Bordered by Kenya, Tanzania and Uganda, the world’s second-largest freshwater lake directly supports food, nutrition and economic security for around two million people. Small fish species, a major part of fish caught from the lake, are also highly significant for nutrition throughout the region. However, over the last decade, commercial fish stocks have plummeted due to overfishing, invasive species, pollution and changing climatic conditions, among other factors. The catch and biomass of commercial species in the lake, in particular Nile perch and Nile tilapia, have declined, contributing to reductions in per capita fish consumption in the region. In response, the East African Community (EAC) is making efforts to improve the management of aquatic resources and promote sustainable aquaculture, to create new jobs and boost livelihoods.

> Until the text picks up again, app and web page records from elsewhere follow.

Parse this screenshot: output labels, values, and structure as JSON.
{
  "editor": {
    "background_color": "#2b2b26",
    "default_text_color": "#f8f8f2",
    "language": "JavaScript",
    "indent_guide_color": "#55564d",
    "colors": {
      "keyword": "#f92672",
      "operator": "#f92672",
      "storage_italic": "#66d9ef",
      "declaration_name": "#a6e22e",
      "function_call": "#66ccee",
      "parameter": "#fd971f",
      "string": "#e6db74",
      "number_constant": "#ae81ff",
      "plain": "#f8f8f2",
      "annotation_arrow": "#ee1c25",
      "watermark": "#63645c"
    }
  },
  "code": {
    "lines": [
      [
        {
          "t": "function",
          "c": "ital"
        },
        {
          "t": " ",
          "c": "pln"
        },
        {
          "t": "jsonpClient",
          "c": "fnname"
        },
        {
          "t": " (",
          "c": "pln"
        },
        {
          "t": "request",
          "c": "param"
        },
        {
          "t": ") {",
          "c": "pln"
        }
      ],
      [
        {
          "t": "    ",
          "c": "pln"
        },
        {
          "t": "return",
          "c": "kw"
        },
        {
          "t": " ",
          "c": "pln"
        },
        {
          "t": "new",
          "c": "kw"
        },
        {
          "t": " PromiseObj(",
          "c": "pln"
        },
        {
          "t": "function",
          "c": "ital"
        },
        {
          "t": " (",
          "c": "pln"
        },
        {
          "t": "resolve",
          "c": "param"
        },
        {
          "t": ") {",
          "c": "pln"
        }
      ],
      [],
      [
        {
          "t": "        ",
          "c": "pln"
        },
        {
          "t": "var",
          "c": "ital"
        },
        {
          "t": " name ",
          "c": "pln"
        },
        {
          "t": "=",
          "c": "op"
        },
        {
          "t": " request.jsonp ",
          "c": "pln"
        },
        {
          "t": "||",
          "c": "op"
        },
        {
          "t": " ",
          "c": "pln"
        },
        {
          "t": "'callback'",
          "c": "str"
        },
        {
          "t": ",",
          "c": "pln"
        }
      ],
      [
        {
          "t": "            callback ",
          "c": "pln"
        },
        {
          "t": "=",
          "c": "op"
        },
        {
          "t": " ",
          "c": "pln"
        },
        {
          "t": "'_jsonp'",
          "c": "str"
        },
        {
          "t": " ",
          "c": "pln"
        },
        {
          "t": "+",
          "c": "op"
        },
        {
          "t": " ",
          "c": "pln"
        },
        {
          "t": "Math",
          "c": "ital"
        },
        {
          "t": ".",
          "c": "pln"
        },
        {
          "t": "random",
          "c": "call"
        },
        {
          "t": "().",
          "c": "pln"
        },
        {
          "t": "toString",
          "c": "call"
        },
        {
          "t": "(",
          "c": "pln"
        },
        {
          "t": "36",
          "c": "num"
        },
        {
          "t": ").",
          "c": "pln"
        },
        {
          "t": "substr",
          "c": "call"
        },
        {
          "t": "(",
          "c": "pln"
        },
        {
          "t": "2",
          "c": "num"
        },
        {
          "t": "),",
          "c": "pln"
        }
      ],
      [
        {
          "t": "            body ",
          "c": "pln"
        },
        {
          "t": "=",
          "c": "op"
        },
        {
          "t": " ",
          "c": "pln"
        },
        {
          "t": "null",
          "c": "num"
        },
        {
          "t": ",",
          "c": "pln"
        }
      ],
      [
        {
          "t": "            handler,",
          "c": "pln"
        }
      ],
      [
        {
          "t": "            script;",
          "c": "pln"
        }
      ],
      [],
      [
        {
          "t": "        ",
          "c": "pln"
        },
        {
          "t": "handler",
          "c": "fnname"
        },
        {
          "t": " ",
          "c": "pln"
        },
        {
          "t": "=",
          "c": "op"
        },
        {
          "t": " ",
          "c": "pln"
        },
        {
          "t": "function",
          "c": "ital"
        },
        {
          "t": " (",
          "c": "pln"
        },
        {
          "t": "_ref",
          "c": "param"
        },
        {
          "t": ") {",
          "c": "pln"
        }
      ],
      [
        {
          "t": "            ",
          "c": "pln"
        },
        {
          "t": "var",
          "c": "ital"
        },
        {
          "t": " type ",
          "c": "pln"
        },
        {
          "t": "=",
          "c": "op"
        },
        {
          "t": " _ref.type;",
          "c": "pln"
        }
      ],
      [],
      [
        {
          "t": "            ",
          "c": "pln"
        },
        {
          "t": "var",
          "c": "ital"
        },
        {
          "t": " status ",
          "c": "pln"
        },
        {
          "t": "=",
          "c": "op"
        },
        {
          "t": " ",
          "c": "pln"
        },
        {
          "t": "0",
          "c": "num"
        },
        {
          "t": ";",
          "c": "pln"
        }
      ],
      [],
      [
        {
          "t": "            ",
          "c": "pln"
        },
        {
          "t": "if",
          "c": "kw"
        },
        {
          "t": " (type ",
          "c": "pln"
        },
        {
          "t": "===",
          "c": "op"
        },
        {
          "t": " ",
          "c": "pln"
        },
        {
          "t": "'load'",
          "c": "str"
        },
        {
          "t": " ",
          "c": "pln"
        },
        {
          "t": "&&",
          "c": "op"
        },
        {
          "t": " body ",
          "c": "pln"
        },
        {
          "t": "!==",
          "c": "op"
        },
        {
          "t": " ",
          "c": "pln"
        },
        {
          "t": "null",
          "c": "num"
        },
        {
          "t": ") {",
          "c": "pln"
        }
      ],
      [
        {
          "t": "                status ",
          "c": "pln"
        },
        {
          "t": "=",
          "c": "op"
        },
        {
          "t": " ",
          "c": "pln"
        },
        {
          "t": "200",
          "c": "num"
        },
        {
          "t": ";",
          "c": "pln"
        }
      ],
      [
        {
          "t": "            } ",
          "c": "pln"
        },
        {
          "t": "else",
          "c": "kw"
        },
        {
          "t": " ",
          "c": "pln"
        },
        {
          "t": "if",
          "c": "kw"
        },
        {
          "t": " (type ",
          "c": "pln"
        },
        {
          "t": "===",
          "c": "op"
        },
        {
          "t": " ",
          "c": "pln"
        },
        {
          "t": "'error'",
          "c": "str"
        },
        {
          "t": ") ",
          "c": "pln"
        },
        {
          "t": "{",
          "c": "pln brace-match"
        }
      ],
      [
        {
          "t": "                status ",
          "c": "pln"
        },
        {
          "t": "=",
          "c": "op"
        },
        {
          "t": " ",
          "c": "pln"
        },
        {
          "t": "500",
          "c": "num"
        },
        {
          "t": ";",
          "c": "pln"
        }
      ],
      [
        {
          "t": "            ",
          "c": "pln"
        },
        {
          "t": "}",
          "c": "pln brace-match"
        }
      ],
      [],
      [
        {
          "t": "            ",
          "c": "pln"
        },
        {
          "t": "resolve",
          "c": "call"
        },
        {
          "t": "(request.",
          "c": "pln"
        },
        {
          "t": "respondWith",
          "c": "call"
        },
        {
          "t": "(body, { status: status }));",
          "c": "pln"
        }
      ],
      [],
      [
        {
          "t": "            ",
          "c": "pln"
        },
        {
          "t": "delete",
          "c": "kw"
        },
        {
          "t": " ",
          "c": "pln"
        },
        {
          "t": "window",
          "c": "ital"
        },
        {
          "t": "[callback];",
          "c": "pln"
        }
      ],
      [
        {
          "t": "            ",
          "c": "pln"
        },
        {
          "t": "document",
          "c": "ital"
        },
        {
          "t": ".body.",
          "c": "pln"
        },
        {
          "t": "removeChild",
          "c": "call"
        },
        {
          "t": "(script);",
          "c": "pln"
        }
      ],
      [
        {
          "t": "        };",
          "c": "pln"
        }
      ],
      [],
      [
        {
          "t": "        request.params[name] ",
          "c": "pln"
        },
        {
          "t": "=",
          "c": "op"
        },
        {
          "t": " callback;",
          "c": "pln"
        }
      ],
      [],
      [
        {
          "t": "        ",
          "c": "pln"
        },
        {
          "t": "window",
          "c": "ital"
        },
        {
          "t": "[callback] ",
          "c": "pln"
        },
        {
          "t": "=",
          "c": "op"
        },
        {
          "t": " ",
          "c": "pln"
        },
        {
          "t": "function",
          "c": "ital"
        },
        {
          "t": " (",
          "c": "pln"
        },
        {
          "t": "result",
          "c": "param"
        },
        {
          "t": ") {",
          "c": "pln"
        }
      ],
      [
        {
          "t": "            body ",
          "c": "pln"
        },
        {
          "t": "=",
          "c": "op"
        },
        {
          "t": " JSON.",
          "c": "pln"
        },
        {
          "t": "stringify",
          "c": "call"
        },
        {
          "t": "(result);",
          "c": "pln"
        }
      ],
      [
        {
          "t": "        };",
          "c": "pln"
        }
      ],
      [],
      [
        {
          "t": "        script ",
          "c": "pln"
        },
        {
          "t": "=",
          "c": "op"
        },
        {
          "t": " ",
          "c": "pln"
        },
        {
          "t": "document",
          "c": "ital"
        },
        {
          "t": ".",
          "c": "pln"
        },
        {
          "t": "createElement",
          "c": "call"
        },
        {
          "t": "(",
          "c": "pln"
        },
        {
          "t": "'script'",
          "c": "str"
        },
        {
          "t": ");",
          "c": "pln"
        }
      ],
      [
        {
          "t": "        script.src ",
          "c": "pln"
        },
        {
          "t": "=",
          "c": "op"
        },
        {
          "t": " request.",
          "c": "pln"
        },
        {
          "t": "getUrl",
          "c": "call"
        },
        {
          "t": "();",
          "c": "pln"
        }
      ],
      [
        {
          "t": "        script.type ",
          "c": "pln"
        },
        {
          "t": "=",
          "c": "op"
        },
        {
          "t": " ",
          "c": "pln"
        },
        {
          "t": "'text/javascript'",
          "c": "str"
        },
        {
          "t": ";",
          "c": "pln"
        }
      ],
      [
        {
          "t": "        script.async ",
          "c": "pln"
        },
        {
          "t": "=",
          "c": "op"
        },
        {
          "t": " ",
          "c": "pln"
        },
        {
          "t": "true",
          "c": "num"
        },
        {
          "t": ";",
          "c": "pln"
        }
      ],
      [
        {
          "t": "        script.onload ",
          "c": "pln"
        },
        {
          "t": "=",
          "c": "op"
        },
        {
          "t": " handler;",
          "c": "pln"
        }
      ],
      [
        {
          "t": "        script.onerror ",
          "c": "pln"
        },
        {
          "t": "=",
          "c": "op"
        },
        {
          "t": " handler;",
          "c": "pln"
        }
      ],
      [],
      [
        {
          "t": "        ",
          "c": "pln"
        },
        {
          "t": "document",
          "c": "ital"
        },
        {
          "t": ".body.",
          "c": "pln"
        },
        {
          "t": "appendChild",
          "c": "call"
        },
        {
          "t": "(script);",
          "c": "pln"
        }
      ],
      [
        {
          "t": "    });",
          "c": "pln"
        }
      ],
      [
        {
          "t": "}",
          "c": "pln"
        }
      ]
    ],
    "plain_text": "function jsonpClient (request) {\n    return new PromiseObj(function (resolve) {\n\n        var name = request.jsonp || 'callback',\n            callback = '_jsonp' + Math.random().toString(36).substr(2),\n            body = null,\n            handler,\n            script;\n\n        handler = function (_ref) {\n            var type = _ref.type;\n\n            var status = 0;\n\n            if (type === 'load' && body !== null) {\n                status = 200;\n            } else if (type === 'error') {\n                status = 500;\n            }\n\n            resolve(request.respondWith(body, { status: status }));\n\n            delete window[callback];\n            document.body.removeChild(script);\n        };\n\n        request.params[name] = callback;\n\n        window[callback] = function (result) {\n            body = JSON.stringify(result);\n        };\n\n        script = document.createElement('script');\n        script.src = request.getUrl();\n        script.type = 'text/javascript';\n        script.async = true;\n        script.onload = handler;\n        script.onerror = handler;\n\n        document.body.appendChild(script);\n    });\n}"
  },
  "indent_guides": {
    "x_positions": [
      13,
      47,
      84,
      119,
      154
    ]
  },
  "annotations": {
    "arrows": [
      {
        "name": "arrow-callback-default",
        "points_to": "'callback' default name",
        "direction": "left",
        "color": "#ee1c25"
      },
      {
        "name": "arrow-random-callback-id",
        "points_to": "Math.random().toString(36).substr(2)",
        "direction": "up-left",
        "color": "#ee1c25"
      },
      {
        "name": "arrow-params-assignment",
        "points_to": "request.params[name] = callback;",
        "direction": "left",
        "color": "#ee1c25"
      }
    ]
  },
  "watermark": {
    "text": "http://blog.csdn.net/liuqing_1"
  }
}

Research aimed at boosting aquatic food availability through the development of environmentally-friendly and equitable aquaculture models will be undertaken through the EU-funded EAC project for promoting aquaculture in the Lake Victoria Basin (TRUE-FISH Project). WorldFish will technically assist the LVFO, a specialized institution of the EAC, in strengthening aquatic animal health conditions, fish breeding and the zoning of Lake Victoria for the protection of biodiversity. The research generated will be used to advise on the adoption and implementation of regional and national policies, regulations and associated implementation guidelines regarding the management of aquaculture development and biodiversity and genetics. The efforts will also see the development, organization and delivery of context-specific aquaculture production and business training for local workers, especially women and youth.
“Through WorldFish’s research and capacity development, the aquaculture sub-sector in the EAC will benefit especially on building capacity to ensure the effective utilization of quality fish genetics for increased productivity and biodiversity protection. The capacity-building initiative will range from enhanced capacity in species identification, breeding and administration of the regulatory framework to a system for assessing and certifying private hatcheries,” said Shigalla Mahongo, Lake Victoria Fisheries Organization (LVFO) executive secretary.